Tribe vs man
July 16th, 2020 at 5:43 pm
Tribe vs man

by Munazza Siddiqui;

So, what happens when the tribe tries to overwhelm the man? Does the tribe win or the man? Should the tribe win or the man?

I wish there were a sustainable answer; one that would make both society and man happy. But at any given time in history there are very few communities where the balance is able to play out for a while. Either the tribe becomes so strong that man starts to wither in its shadow or man overpowers the tribe and loses out on the sense of intimate belonging.

For the sake of human dignity I will call him Qaiys. He lies forgotten by his tribe in a Balochistan jail – his identity a mystery because he was deemed expendable by his people. Qaiys was caught wandering the barrenness of Balochistan. He is mentally handicapped, or as we like to say ‘intellectually disabled’ in our effort to soothe our collective conscience by being politically correct. Very oxymoron-ish of us.

Anyway, when Qaiys was caught by the area police, he was incoherent, had no papers on him and couldn’t identify himself. So, the police dutifully charged him under the Foreigners’ Act and sent the matter to the relevant Balochistan court. The court found him guilty of being a foreigner and sent him to jail. To give them credit, they did try to hand him over to Afghanistan but our neighbors refused to accept him saying he wasn’t an Afghan. How they knew that is a whole different story of tribe and man.

It was recently discovered that Qaiys is a resident of Karachi. A welfare trust released a video appealing for information on him, in order to secure his release from jail. Imagine the levels of betrayal he has faced. A man goes missing and no one cares enough to come forward. No one knows how he ended up wandering in Balochistan. The police that arrested him didn’t bother to make minimum inquiries and instead of getting him psychologically evaluated, they booked him – and that too under the Foreigner’s Act.

It doesn’t require much to ascertain if a man who’s incoherent and can’t remember anything about himself is mentally disabled. It’s not as if Qaiys is a sociopath, and even if he were that, I doubt our law enforcement is trained enough to identify such personality disorders.

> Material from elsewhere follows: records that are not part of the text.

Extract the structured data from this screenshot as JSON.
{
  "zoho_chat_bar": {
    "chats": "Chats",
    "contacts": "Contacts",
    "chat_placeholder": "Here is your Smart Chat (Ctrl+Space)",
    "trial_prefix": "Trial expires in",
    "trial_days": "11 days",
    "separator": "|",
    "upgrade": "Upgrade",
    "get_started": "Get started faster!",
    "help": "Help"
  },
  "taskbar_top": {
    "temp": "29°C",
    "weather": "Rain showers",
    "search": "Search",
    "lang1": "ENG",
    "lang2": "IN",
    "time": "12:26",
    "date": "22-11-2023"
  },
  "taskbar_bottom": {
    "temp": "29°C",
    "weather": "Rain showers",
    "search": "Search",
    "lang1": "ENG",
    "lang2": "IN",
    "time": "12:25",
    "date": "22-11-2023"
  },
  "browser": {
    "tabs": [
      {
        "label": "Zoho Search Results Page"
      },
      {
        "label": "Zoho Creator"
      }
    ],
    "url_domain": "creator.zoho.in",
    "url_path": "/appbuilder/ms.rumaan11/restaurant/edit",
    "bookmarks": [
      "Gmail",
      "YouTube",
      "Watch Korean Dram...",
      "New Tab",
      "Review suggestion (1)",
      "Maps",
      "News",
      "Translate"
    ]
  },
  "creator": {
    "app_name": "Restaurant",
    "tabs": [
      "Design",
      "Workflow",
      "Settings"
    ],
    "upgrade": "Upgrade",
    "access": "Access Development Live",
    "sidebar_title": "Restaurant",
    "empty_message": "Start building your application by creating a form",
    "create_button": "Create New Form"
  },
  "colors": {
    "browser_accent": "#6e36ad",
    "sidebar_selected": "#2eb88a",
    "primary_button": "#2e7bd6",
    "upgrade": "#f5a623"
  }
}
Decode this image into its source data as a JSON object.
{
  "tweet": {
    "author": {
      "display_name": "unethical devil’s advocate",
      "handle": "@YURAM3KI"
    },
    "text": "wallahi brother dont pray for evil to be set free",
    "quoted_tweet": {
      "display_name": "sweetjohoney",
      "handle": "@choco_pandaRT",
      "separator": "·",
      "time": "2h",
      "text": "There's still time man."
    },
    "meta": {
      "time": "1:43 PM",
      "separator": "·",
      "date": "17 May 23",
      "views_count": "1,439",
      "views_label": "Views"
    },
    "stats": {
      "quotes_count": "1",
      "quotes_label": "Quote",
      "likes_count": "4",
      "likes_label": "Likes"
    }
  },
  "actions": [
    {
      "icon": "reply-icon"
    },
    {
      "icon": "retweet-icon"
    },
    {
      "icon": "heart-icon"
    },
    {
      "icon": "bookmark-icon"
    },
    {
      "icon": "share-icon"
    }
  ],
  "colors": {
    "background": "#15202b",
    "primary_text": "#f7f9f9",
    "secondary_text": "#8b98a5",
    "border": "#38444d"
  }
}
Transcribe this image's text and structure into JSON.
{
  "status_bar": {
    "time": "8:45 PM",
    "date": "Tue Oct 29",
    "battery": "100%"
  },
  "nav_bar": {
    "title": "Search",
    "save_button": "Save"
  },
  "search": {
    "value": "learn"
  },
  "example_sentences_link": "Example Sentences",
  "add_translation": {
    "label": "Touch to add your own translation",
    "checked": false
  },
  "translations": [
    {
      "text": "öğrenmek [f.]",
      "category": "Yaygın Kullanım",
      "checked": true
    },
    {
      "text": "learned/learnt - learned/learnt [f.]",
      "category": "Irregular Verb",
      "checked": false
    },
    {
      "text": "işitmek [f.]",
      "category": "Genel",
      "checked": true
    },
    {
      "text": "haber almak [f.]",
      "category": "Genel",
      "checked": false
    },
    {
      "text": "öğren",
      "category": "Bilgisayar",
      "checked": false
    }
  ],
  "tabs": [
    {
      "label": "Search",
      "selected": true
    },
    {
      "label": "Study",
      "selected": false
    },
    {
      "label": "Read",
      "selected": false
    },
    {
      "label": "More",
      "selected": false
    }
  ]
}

All the way from police custody to jail, no one noticed him. Even the Balochistan court wasn’t inclined to do its due diligence by ordering a psych-eval. He had no identity. Without evidence of any sort, Qaiys was simply accepted as a foreigner and sent to jail. No one in the court house or in the jail noticed him. He ceased to exist for the tribe. He wasn’t even a number, because we get uncomfortable with attributing numbers to human beings. The tribe failed him and instead of acknowledging failure, branded him and others like him ‘collateral damage’, a term that instantly justifies our behavioral propensity to tower over men of lesser authority.

Part two of how the tribe let their man down begins now that Qaiys has been partially identified as belonging to Karachi. Even though it’s been confirmed that he is not a foreigner, Qaiys is not being released unless someone other than the police and court can confirm his name, locate his family and take up his case. The police and court that subjected this man to such indignity are still not liable for his release.

The law is all there, but what good is such law when the smallest minority on earth, the individual, carries upon his shoulders the burden to stand against his brother just to prove that he exists. What good is law when a mentally handicapped Qaiys is jailed simply because he has been abandoned? Is this what happens when the tribe tries to overwhelm the man?

The writer is an executive producer, Geo News and editor of Jang – The Economist annual edition. (The article was first appeared on The News on July 16, 2020)

 Munazza Siddiqui is an executive producer , Geo news and editor of Jang – The Economist annual edition